The objective of the workshop is to bring together experts of various kinds of social machines, including crowd-powered systems, social networks, and online communities, to discuss the scope of this new scientific and engineering apparatus and to present specific tools that they have designed and applied to analyze social machines and their impact.
The goal is to discuss the latest theoretical frameworks and empirical insights around Social Machines, an emerging interdisciplinary field of research investigating Web-enabled systems governed by combinations of computational and social processes. As introduced in last year's workshop, we use the term "Social Machines" to refer to socio-technical systems which leverage the Web as a medium for communication, socialization, decentralized coordination, and peer production. This theme derives from concepts introduced by Tim Berners-Lee in his influential Weaving the Web book, in which he describes the Web as an engine to "create abstract social machines - new forms of social processes that would be given to the world at large".
Unlike conventional Turing machines, their social counterparts are comprised of loose collectives of people connected by computational communication substrates at their core. By being accessible to any individual with a Web browser, such social machines have demonstrated the ability to allow groups of individuals to accomplish major goals using methods of distributed coordination and crowdsourcing at unprecedented scales. However, studying and designing such systems also requires a new and fundamentally different set of instruments, which, though inspired by the mind set of Computer Science and Engineering, naturally embraces theories, findings, and scientific methodology from a variety of other disciplines in order to understand how human and machine intelligence could be best brought together to help individuals, businesses, governments and the society as a whole in significant ways.
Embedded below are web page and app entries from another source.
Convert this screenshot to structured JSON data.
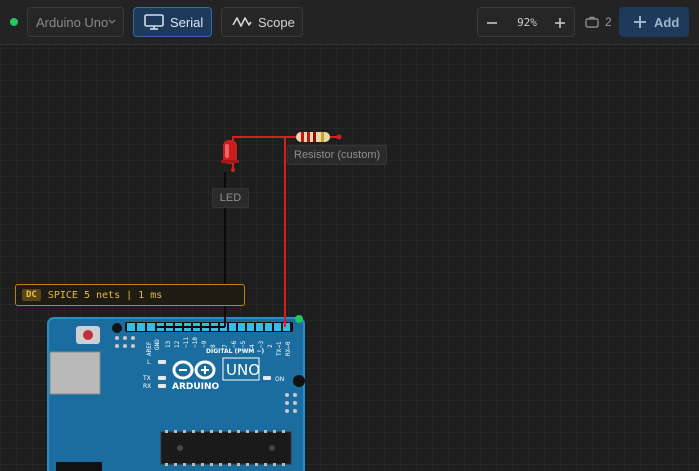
{
  "toolbar": {
    "board": "Arduino Uno",
    "serial_label": "Serial",
    "scope_label": "Scope",
    "zoom_value": "92%",
    "parts_count": "2",
    "add_label": "Add"
  },
  "canvas": {
    "led_label": "LED",
    "resistor_label": "Resistor (custom)",
    "spice_badge": "DC",
    "spice_text": "SPICE 5 nets | 1 ms"
  },
  "board": {
    "pin_aref": "AREF",
    "pin_gnd": "GND",
    "digital_pins": [
      "13",
      "12",
      "~11",
      "~10",
      "~9",
      "8",
      "7",
      "~6",
      "~5",
      "4",
      "~3",
      "2",
      "TX→1",
      "RX←0"
    ],
    "digital_label": "DIGITAL (PWM ~)",
    "led_l": "L",
    "led_tx": "TX",
    "led_rx": "RX",
    "logo_text": "ARDUINO",
    "model": "UNO",
    "on_label": "ON"
  },
  "colors": {
    "accent": "#2f6ea8",
    "board_blue": "#1a6d9e",
    "wire_red": "#d42020",
    "wire_black": "#0a0a0a",
    "status_green": "#22c55e"
  }
}
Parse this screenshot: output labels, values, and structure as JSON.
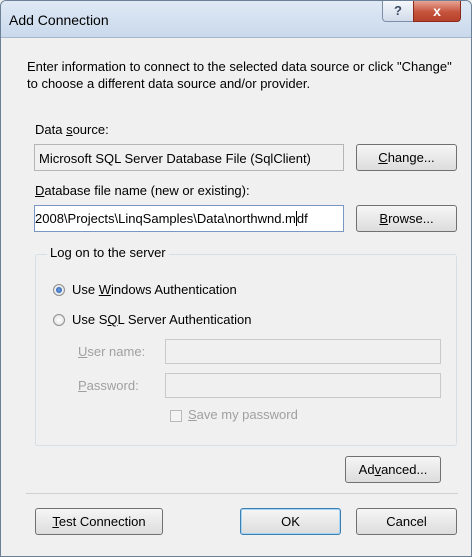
{
  "window": {
    "title": "Add Connection",
    "help_glyph": "?",
    "close_glyph": "x"
  },
  "intro_text": "Enter information to connect to the selected data source or click \"Change\" to choose a different data source and/or provider.",
  "data_source": {
    "label": "Data source:",
    "value": "Microsoft SQL Server Database File (SqlClient)",
    "change_button": "Change..."
  },
  "database_file": {
    "label": "Database file name (new or existing):",
    "value": "2008\\Projects\\LinqSamples\\Data\\northwnd.mdf",
    "browse_button": "Browse..."
  },
  "logon": {
    "group_title": "Log on to the server",
    "options": [
      {
        "label": "Use Windows Authentication",
        "selected": true
      },
      {
        "label": "Use SQL Server Authentication",
        "selected": false
      }
    ],
    "user_name_label": "User name:",
    "user_name_value": "",
    "password_label": "Password:",
    "password_value": "",
    "save_password_label": "Save my password",
    "save_password_checked": false
  },
  "advanced_button": "Advanced...",
  "footer": {
    "test_connection_button": "Test Connection",
    "ok_button": "OK",
    "cancel_button": "Cancel"
  },
  "colors": {
    "title_bar": "#c9d9ec",
    "close_button": "#c6533c",
    "default_button_border": "#3c7fb1"
  },
  "icons": {
    "help": "help-icon",
    "close": "close-icon"
  }
}
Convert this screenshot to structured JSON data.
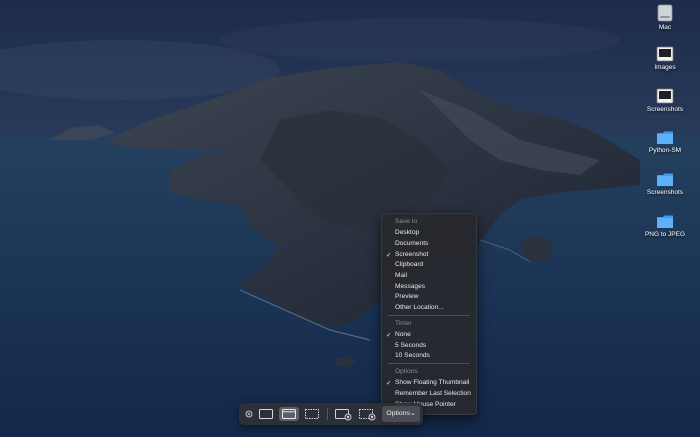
{
  "desktop": {
    "icons": [
      {
        "label": "Mac",
        "type": "hard-drive-icon"
      },
      {
        "label": "Images",
        "type": "screenshot-file-icon"
      },
      {
        "label": "Screenshots",
        "type": "screenshot-file-icon"
      },
      {
        "label": "Python-SM",
        "type": "folder-icon"
      },
      {
        "label": "Screenshots",
        "type": "folder-icon"
      },
      {
        "label": "PNG to JPEG",
        "type": "folder-icon"
      }
    ],
    "folder_color": "#3a9df5"
  },
  "options_menu": {
    "save_to_header": "Save to",
    "save_to": [
      "Desktop",
      "Documents",
      "Screenshot",
      "Clipboard",
      "Mail",
      "Messages",
      "Preview",
      "Other Location..."
    ],
    "save_to_checked": "Screenshot",
    "timer_header": "Timer",
    "timer": [
      "None",
      "5 Seconds",
      "10 Seconds"
    ],
    "timer_checked": "None",
    "options_header": "Options",
    "options": [
      "Show Floating Thumbnail",
      "Remember Last Selection",
      "Show Mouse Pointer"
    ],
    "options_checked": [
      "Show Floating Thumbnail"
    ],
    "check_glyph": "✓"
  },
  "toolbar": {
    "buttons": [
      "close-icon",
      "capture-entire-screen-icon",
      "capture-window-icon",
      "capture-selection-icon",
      "record-entire-screen-icon",
      "record-selection-icon"
    ],
    "active_button": "capture-window-icon",
    "options_label": "Options",
    "options_chevron": "⌄"
  }
}
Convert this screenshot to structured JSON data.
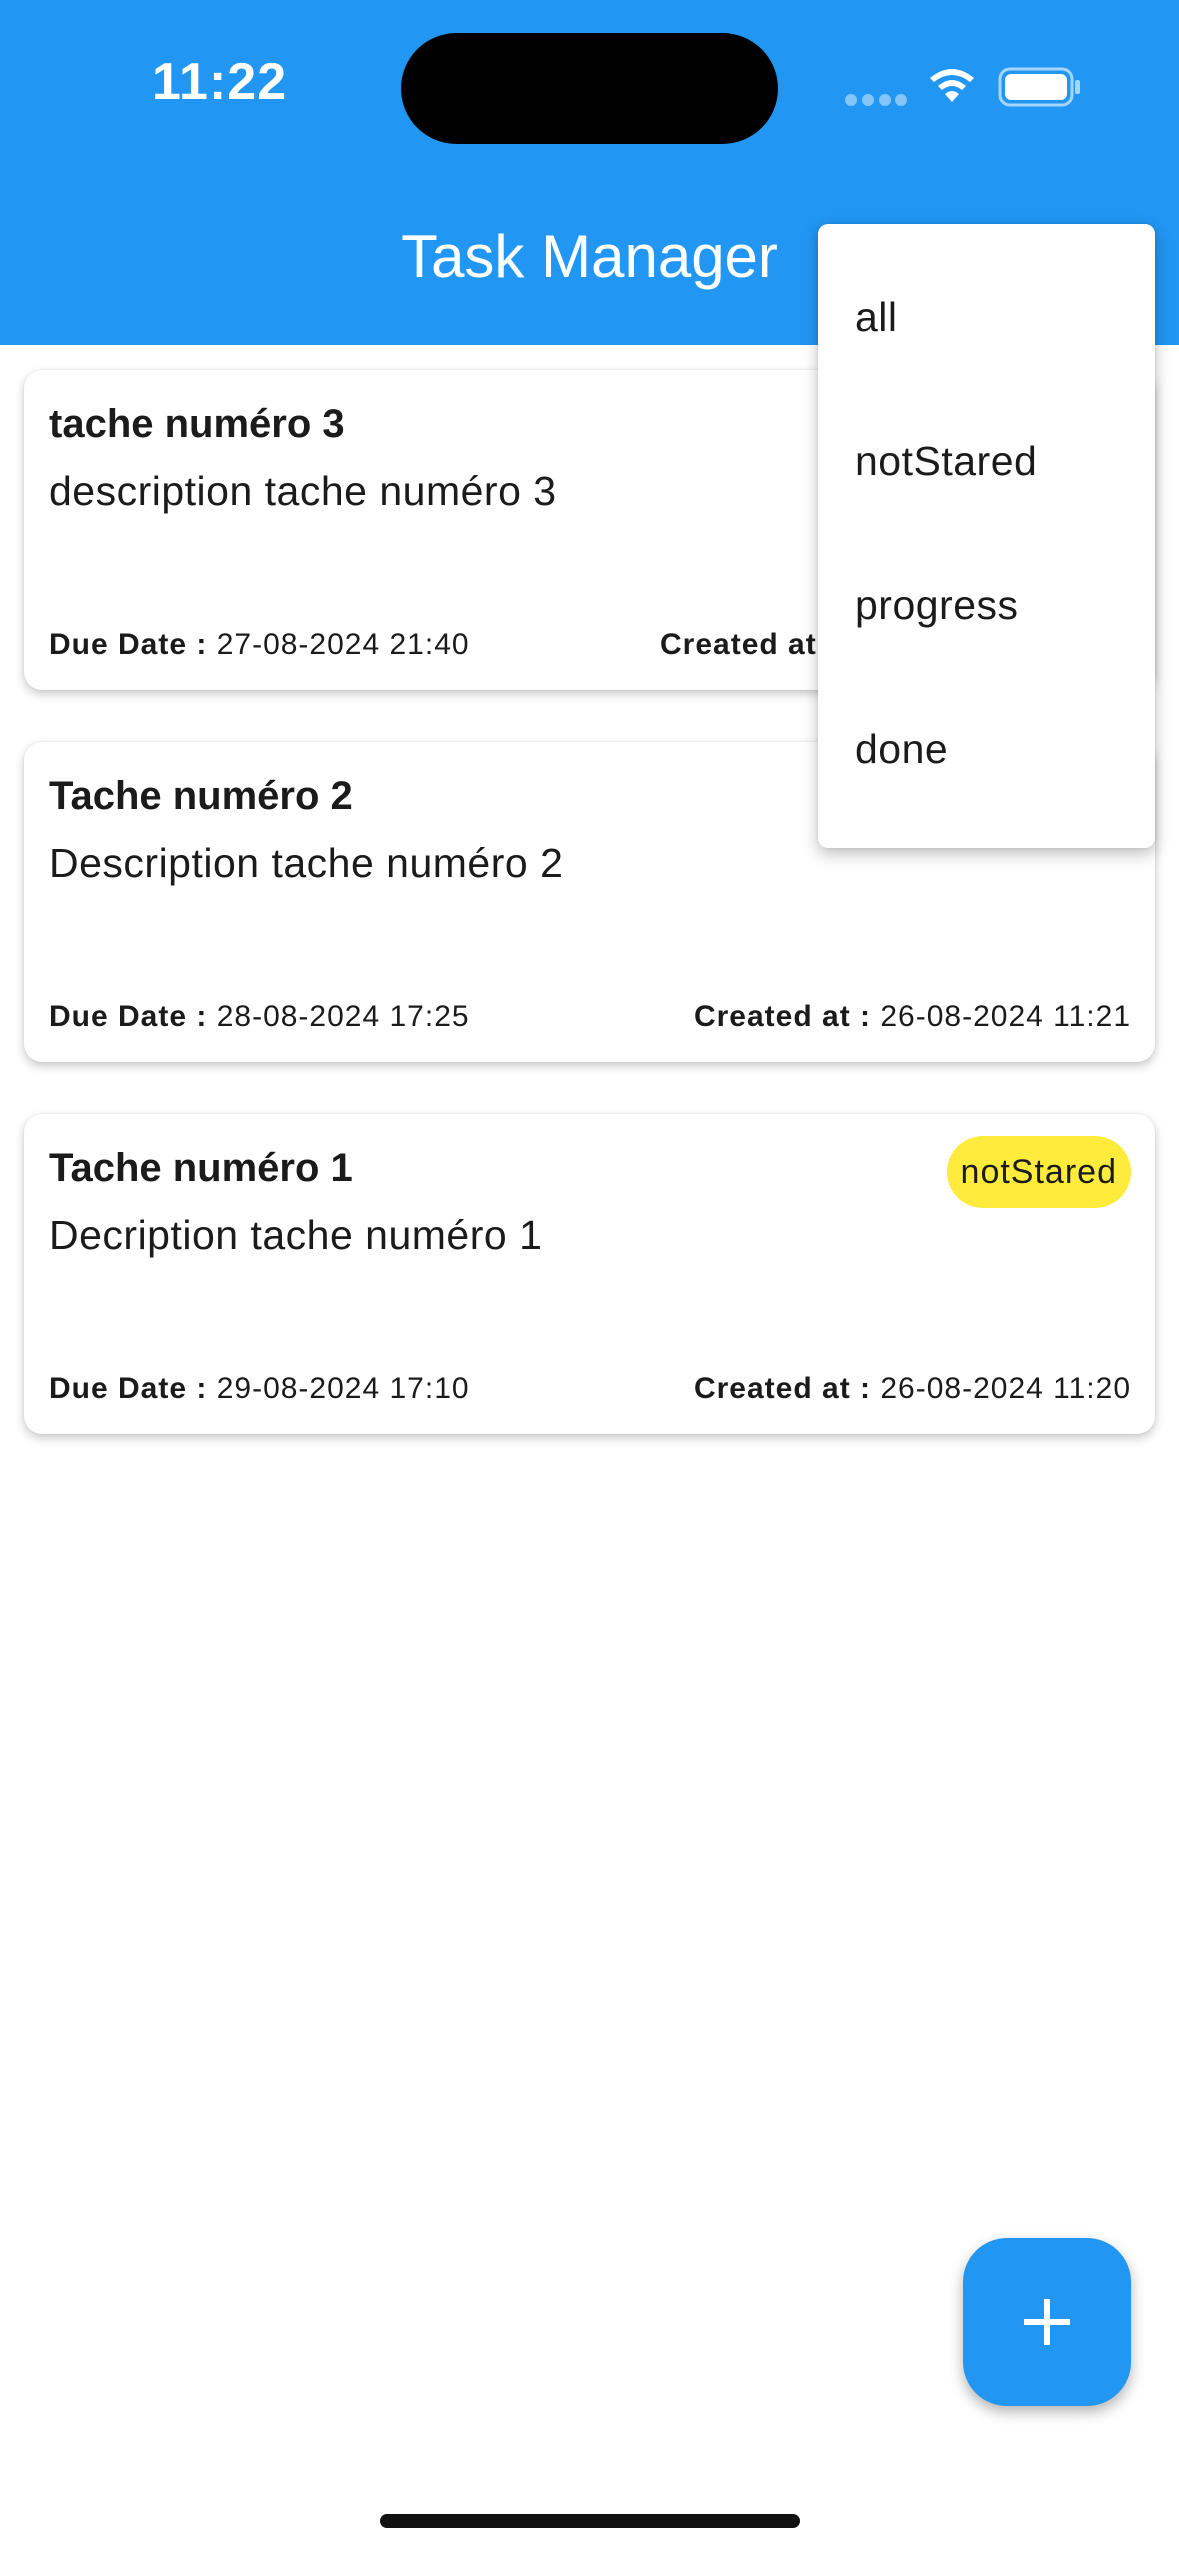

This includes languages and models to describe their function and operation; methods that can be applied to study and predict their behavior; as well as qualitative and quantitative studies of the ways in which these systems have evolved and grown to support community appropriation and the development of the social practice.
- 7 January 2014: Paper submission deadline
- 4 February 2014: Acceptance notifications sent
- 12 February 2014: Camera ready version deadline
- 7 April 2014: Workshop day, in Seoul, Korea
Details at: http://sociam.org/socm2014/